A story starts with the title adventurer (Taylor Kitsch) MIA and his beloved nephew (Daryl Sabara) reading his journals. Within its pages, we learn of Carter's run-in with a Civil War officer (Bryan Cranston) and the ambush by local Native Americans which led him to the 'cave of the spider' and a miraculous trip across the cosmos. Ending up on the angry red planet -- which the natives call "Barsoom" -- Carter find himself in the middle of a war between extraterrestrial humanoids from the kingdoms of Helium and Zodanga. The former is led by Tardos Mors (Ciarán Hinds) and his gorgeous daughter, the Princess of Mars, Dejah Thoris (Lynn Collins). The latter is fronted by the despotic Sab Than (Dominic West).With the help of the ethereal overseers known as Holy Therns and their leader Matai Shang (Mark Strong), the Zodangans have access to The Ninth Ray, the most deadly power source imaginable. Sab Than intends to use it against Helium -- that is, unless, Dejah Thoris agrees to marry him. She refuses, and runs away. In the meantime, Carter is introduced to the six-limbed Martian inhabitants and their ruler Tars Tarkas (Willem Dafoe). After learning of their struggles at the hands of the others, he agrees to use his newly discovered 'earthling' powers (strength, jumping ability) to restore a sense of balance and order.
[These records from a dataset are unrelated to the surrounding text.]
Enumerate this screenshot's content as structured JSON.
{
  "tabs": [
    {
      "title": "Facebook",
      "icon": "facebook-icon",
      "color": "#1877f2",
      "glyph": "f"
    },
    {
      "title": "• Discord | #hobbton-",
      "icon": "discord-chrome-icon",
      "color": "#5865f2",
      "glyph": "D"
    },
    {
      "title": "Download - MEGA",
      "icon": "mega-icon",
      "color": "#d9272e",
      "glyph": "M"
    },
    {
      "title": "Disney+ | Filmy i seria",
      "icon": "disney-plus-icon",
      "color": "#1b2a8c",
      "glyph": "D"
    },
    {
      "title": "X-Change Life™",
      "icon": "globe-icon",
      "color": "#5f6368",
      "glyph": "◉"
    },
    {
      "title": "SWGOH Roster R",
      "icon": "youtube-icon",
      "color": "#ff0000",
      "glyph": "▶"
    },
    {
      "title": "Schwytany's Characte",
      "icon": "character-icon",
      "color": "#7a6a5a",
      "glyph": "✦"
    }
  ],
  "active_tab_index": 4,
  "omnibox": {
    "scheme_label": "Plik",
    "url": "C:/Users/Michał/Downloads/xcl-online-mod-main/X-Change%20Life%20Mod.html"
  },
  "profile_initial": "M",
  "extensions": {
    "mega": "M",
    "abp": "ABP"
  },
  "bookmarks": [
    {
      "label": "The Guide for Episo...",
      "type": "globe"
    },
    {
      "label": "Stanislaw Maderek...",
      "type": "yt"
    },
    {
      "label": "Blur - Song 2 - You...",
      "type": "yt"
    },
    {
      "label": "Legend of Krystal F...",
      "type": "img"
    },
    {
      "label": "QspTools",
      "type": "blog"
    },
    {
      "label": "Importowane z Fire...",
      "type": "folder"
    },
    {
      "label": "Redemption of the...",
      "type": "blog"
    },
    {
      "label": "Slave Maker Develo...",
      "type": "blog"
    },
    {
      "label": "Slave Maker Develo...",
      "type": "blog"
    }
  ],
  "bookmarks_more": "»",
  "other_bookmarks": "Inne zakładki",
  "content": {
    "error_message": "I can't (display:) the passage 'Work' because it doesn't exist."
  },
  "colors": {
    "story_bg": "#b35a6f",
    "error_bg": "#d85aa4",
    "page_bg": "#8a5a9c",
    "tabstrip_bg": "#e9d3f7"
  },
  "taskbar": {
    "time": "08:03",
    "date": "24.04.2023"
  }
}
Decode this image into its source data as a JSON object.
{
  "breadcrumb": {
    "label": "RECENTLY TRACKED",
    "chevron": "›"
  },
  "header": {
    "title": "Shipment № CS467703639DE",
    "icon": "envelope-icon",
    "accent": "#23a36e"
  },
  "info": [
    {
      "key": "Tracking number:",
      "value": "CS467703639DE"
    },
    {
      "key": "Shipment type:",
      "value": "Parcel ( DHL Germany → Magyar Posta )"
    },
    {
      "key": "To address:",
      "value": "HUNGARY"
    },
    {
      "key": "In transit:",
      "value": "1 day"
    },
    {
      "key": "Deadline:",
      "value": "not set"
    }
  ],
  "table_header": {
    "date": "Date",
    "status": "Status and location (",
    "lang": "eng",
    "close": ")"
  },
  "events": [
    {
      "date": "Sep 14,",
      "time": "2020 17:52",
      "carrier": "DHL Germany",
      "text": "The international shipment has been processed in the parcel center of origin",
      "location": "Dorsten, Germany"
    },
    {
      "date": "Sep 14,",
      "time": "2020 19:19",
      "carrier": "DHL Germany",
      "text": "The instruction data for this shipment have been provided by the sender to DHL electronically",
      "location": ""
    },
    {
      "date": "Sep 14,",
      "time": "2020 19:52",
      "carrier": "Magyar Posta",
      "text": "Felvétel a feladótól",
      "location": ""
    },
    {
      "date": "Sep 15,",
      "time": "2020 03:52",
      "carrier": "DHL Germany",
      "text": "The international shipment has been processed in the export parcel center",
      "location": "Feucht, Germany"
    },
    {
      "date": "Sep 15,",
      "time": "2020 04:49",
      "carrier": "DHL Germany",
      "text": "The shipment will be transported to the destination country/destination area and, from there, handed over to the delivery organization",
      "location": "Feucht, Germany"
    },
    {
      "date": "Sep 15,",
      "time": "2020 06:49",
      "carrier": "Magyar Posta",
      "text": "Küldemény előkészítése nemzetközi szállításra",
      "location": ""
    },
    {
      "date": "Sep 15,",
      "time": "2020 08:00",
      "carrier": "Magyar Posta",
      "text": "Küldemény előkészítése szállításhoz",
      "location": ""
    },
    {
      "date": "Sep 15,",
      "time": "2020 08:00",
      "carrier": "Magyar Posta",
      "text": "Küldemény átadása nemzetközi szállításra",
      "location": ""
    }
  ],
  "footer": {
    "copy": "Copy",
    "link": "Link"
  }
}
From the moment actor Taylor Kitsch dons his proto-peplum costume and leaps across the boundaries of alien space, John Carter fulfills its intended promise. Up until that seminal moment, we get lots of backstory and a bit too much melancholy and musing. We can't wait for our sullen soldier to turn into an intergalactic warrior, and when he does, it's like a lightning strike hitting the narrative. Suddenly, Stanton's approach pays off, the carefully laid foundation finding more and more favor with the various plot permutations and demands. By the time Carter must choose between going home and saving Dejah Thoris, we are rooting for him to make the right decision.
Indeed, John Carter is that rarity in today's hyperactive slam bang film arena -- a true thinking man's thrill ride. It makes up for its lack of practiced pyrotechnics with a stealthy combination of head and heart. This is an experience that sneaks up on you, that keeps you waiting for the inevitable payoff before producing it, unexpectedly. The acting is uniformly good -- and even better, rife for further exploration in future installments. Stanton establishes his own unique universe (by way of Burroughs) and then lets his capable cast -- as well as some amazing CG work -- fill in the blanks.
The result is a rousing spectacle that stays grounded. It's the kind of epic that keeps you simultaneously at the edge or your seat and solidly settled back in your chair. You'll be cheering , and now that this origin story is out of the way, eager for more. Much more.